──────── AVAILABLE DATA

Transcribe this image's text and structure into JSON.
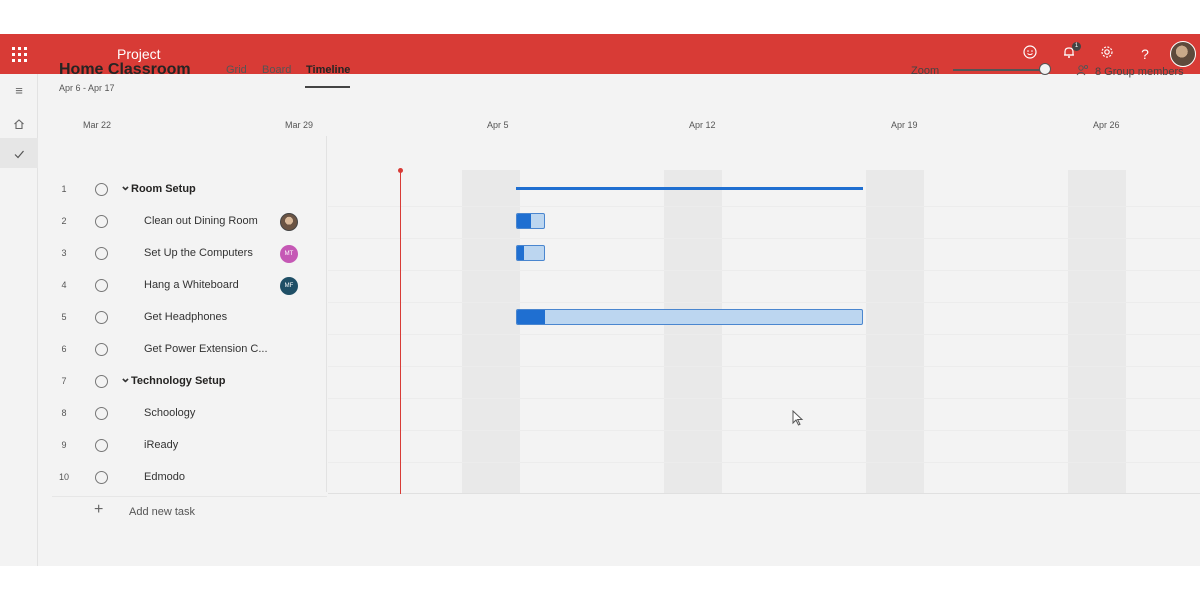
{
  "app": {
    "title": "Project",
    "accent": "#d83b36"
  },
  "topbar": {
    "icons": [
      "waffle-icon",
      "feedback-smiley-icon",
      "notification-bell-icon",
      "settings-gear-icon",
      "help-icon",
      "user-avatar"
    ],
    "notification_count": "1"
  },
  "rail": {
    "icons": [
      "hamburger-icon",
      "home-icon",
      "checkmark-icon"
    ]
  },
  "plan": {
    "title": "Home Classroom",
    "dates": "Apr 6 - Apr 17"
  },
  "tabs": [
    {
      "label": "Grid",
      "active": false
    },
    {
      "label": "Board",
      "active": false
    },
    {
      "label": "Timeline",
      "active": true
    }
  ],
  "zoom": {
    "label": "Zoom",
    "level": 1.0
  },
  "members": {
    "label": "8 Group members"
  },
  "timeline": {
    "dates": [
      "Mar 22",
      "Mar 29",
      "Apr 5",
      "Apr 12",
      "Apr 19",
      "Apr 26"
    ]
  },
  "tasks": [
    {
      "num": "1",
      "label": "Room Setup",
      "group": true
    },
    {
      "num": "2",
      "label": "Clean out Dining Room",
      "group": false,
      "assignee": {
        "initials": "",
        "color": "#6b5444",
        "type": "photo"
      }
    },
    {
      "num": "3",
      "label": "Set Up the Computers",
      "group": false,
      "assignee": {
        "initials": "MT",
        "color": "#c558b5"
      }
    },
    {
      "num": "4",
      "label": "Hang a Whiteboard",
      "group": false,
      "assignee": {
        "initials": "MF",
        "color": "#1f4f66"
      }
    },
    {
      "num": "5",
      "label": "Get Headphones",
      "group": false
    },
    {
      "num": "6",
      "label": "Get Power Extension C...",
      "group": false
    },
    {
      "num": "7",
      "label": "Technology Setup",
      "group": true
    },
    {
      "num": "8",
      "label": "Schoology",
      "group": false
    },
    {
      "num": "9",
      "label": "iReady",
      "group": false
    },
    {
      "num": "10",
      "label": "Edmodo",
      "group": false
    }
  ],
  "add_task": {
    "label": "Add new task"
  },
  "bars": {
    "summary": {
      "row": 1,
      "start": "Apr 6",
      "end": "Apr 17"
    },
    "tasks": [
      {
        "row": 2,
        "start": "Apr 6",
        "end": "Apr 7",
        "progress": 0.5
      },
      {
        "row": 3,
        "start": "Apr 6",
        "end": "Apr 7",
        "progress": 0.25
      },
      {
        "row": 5,
        "start": "Apr 6",
        "end": "Apr 17",
        "progress": 0.08
      }
    ]
  }
}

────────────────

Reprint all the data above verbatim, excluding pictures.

Transcribe this image's text and structure into JSON.
{
  "app": {
    "title": "Project",
    "accent": "#d83b36"
  },
  "topbar": {
    "icons": [
      "waffle-icon",
      "feedback-smiley-icon",
      "notification-bell-icon",
      "settings-gear-icon",
      "help-icon",
      "user-avatar"
    ],
    "notification_count": "1"
  },
  "rail": {
    "icons": [
      "hamburger-icon",
      "home-icon",
      "checkmark-icon"
    ]
  },
  "plan": {
    "title": "Home Classroom",
    "dates": "Apr 6 - Apr 17"
  },
  "tabs": [
    {
      "label": "Grid",
      "active": false
    },
    {
      "label": "Board",
      "active": false
    },
    {
      "label": "Timeline",
      "active": true
    }
  ],
  "zoom": {
    "label": "Zoom",
    "level": 1.0
  },
  "members": {
    "label": "8 Group members"
  },
  "timeline": {
    "dates": [
      "Mar 22",
      "Mar 29",
      "Apr 5",
      "Apr 12",
      "Apr 19",
      "Apr 26"
    ]
  },
  "tasks": [
    {
      "num": "1",
      "label": "Room Setup",
      "group": true
    },
    {
      "num": "2",
      "label": "Clean out Dining Room",
      "group": false,
      "assignee": {
        "initials": "",
        "color": "#6b5444",
        "type": "photo"
      }
    },
    {
      "num": "3",
      "label": "Set Up the Computers",
      "group": false,
      "assignee": {
        "initials": "MT",
        "color": "#c558b5"
      }
    },
    {
      "num": "4",
      "label": "Hang a Whiteboard",
      "group": false,
      "assignee": {
        "initials": "MF",
        "color": "#1f4f66"
      }
    },
    {
      "num": "5",
      "label": "Get Headphones",
      "group": false
    },
    {
      "num": "6",
      "label": "Get Power Extension C...",
      "group": false
    },
    {
      "num": "7",
      "label": "Technology Setup",
      "group": true
    },
    {
      "num": "8",
      "label": "Schoology",
      "group": false
    },
    {
      "num": "9",
      "label": "iReady",
      "group": false
    },
    {
      "num": "10",
      "label": "Edmodo",
      "group": false
    }
  ],
  "add_task": {
    "label": "Add new task"
  },
  "bars": {
    "summary": {
      "row": 1,
      "start": "Apr 6",
      "end": "Apr 17"
    },
    "tasks": [
      {
        "row": 2,
        "start": "Apr 6",
        "end": "Apr 7",
        "progress": 0.5
      },
      {
        "row": 3,
        "start": "Apr 6",
        "end": "Apr 7",
        "progress": 0.25
      },
      {
        "row": 5,
        "start": "Apr 6",
        "end": "Apr 17",
        "progress": 0.08
      }
    ]
  }
}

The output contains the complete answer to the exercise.